*Task to complete:*
In the records that follow, find each line containing "steps" and copy it.

Records to process below:

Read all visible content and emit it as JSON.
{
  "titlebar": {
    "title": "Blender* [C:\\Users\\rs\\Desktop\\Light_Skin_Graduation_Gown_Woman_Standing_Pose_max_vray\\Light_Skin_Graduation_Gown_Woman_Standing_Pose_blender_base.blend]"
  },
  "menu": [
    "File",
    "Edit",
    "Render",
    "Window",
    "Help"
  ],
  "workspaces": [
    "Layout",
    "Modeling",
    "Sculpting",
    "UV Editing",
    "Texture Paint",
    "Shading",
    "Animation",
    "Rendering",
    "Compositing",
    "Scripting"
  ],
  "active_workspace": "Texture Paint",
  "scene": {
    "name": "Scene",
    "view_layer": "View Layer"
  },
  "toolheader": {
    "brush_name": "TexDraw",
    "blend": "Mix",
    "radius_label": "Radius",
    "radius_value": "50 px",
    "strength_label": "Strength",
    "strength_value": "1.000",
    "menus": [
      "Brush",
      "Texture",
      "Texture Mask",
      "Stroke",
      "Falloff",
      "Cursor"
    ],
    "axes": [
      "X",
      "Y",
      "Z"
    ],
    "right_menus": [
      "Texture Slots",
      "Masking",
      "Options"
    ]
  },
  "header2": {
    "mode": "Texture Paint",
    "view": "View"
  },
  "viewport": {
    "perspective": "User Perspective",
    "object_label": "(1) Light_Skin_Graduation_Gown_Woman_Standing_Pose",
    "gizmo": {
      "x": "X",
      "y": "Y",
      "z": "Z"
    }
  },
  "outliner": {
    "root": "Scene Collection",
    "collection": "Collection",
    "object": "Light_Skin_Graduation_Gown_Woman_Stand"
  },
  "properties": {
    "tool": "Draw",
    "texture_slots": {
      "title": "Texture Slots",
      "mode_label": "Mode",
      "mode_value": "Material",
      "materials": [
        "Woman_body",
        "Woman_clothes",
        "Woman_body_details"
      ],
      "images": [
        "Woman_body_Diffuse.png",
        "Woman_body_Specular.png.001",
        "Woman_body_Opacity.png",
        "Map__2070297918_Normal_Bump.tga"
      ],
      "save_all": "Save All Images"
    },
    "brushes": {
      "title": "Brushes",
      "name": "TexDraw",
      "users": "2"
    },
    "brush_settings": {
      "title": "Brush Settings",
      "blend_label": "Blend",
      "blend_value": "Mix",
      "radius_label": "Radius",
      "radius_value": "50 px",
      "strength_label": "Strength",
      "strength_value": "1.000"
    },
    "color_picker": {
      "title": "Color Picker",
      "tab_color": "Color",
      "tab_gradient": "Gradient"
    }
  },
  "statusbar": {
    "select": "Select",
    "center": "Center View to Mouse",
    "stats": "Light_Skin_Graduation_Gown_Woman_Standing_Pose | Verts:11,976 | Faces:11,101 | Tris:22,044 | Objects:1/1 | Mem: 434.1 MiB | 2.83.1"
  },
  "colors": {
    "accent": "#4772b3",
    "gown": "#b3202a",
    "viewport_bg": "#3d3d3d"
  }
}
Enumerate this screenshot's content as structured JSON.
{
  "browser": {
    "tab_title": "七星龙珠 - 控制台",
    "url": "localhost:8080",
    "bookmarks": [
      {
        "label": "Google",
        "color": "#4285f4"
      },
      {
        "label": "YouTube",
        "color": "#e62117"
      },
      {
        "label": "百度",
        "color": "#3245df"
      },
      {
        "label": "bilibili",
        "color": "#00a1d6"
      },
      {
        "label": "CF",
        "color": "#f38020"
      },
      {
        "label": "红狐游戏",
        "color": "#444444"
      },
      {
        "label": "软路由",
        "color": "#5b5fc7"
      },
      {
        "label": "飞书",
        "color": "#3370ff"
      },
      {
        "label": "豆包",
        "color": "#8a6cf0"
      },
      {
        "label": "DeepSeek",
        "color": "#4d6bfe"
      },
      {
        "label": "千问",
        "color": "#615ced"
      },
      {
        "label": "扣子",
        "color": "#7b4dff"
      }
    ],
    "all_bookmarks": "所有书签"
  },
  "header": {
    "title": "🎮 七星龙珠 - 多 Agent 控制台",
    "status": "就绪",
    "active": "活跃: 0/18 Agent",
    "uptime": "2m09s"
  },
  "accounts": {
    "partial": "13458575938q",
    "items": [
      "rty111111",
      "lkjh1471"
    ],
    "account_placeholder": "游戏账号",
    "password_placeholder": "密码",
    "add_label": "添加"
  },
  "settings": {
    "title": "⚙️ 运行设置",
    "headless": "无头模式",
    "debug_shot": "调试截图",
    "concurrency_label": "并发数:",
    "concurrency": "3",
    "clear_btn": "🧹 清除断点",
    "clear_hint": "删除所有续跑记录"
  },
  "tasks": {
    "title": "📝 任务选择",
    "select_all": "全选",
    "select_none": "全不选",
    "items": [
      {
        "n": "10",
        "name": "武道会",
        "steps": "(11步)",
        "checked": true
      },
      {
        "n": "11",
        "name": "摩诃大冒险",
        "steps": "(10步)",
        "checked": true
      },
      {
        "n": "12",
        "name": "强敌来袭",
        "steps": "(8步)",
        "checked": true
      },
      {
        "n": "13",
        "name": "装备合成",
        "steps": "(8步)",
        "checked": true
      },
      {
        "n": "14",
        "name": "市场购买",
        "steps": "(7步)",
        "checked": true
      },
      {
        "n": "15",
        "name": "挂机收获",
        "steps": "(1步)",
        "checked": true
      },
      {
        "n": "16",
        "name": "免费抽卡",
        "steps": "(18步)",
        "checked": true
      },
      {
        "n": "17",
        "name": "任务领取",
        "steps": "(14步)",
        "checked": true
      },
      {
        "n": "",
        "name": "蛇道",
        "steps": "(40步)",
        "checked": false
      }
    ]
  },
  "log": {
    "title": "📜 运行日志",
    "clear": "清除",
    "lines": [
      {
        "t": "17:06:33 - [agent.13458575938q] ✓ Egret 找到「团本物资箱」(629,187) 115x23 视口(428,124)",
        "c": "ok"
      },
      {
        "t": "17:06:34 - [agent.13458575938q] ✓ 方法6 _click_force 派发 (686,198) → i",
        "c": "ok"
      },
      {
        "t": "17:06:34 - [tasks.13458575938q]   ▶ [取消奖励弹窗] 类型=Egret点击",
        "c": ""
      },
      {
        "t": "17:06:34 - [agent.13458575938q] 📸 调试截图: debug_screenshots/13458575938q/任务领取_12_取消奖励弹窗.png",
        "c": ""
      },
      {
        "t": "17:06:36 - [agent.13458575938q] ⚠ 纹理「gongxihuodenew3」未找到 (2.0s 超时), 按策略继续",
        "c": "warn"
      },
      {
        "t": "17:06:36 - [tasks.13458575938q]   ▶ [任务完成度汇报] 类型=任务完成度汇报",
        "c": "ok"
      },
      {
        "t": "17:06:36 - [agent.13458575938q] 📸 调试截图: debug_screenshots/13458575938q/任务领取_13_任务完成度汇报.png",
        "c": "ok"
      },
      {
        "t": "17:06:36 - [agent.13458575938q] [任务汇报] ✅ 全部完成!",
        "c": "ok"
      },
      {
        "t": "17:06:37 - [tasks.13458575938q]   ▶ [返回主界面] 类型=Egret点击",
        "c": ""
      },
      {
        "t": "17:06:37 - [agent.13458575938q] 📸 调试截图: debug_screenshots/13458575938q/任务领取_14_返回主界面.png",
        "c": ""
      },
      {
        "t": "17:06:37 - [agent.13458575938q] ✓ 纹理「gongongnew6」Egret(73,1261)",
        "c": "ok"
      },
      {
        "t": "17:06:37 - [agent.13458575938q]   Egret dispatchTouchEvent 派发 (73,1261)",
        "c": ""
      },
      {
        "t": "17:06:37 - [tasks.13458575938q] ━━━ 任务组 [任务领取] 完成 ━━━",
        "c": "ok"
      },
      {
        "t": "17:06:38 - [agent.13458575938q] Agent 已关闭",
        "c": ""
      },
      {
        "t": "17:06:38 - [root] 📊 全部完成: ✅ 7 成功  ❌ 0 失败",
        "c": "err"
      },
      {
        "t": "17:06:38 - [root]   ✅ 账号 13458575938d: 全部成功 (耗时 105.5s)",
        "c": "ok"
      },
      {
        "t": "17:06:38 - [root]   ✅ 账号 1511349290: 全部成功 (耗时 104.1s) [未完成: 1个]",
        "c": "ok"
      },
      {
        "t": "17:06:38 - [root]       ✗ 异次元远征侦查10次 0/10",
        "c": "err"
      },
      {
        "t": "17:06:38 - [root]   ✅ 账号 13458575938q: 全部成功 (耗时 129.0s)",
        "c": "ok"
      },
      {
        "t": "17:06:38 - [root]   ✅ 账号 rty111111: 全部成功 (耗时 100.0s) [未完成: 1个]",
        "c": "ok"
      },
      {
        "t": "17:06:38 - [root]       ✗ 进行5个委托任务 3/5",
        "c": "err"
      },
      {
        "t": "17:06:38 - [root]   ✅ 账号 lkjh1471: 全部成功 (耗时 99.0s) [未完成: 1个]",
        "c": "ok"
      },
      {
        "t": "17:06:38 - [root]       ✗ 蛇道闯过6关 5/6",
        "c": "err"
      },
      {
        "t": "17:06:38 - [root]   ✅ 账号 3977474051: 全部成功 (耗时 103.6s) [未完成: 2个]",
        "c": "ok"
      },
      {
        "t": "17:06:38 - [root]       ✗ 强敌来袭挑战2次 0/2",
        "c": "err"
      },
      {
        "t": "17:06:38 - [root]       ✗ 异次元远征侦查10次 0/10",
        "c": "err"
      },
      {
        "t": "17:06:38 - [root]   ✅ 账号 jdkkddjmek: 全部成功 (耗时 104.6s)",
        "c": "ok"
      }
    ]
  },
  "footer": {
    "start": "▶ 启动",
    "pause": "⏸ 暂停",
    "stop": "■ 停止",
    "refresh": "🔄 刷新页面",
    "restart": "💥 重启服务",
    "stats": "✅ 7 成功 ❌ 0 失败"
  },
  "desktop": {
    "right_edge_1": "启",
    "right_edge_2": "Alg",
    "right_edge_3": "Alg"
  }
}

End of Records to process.

*Answer section:*
        "steps": "(11步)",
        "steps": "(10步)",
        "steps": "(8步)",
        "steps": "(8步)",
        "steps": "(7步)",
        "steps": "(1步)",
        "steps": "(18步)",
        "steps": "(14步)",
        "steps": "(40步)",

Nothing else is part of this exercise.